WHAT TO DO |
Look for "JSON" in each line of the entries, and return the matching lines.

Source data:
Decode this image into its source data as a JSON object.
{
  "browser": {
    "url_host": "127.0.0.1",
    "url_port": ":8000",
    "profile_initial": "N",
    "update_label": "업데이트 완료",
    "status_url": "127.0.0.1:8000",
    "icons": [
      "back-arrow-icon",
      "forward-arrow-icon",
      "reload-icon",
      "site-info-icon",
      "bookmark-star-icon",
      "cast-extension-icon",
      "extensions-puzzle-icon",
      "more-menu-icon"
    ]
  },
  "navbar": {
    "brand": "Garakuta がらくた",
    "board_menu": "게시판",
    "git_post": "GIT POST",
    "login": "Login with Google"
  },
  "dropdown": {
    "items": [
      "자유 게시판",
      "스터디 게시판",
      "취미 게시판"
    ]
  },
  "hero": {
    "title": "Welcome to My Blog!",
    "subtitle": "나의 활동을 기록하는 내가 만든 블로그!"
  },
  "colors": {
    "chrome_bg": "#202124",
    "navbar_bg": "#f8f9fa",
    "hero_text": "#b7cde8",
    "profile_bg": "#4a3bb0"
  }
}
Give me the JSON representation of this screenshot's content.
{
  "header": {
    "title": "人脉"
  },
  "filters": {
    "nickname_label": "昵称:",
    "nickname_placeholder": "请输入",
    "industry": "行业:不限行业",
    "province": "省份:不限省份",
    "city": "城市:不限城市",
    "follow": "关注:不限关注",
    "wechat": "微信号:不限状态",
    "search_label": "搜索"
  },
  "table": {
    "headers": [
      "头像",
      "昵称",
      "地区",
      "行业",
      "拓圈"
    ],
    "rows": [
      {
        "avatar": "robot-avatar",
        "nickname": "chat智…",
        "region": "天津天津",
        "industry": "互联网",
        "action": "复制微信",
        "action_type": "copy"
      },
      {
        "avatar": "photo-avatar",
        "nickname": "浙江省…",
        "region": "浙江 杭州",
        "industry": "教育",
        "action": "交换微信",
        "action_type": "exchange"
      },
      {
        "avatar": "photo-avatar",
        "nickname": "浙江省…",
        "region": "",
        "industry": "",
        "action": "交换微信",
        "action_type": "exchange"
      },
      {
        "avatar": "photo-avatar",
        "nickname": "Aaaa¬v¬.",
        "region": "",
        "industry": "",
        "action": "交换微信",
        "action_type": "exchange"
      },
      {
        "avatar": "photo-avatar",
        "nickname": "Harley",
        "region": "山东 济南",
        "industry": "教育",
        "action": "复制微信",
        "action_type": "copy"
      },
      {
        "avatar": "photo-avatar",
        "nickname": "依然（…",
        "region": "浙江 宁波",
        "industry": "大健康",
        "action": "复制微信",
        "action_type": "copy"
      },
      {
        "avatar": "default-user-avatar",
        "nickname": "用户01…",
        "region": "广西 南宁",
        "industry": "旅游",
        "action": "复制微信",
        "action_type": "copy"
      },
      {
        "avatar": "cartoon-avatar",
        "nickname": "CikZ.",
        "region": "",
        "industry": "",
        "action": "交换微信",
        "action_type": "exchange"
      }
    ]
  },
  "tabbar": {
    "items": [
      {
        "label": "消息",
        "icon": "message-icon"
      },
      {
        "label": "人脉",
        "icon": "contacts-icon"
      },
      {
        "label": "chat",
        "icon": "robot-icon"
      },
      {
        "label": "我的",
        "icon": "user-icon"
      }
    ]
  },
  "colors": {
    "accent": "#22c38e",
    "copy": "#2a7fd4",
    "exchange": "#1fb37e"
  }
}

SOLUTION TO THE EXERCISE |
Decode this image into its source data as a JSON object.
Give me the JSON representation of this screenshot's content.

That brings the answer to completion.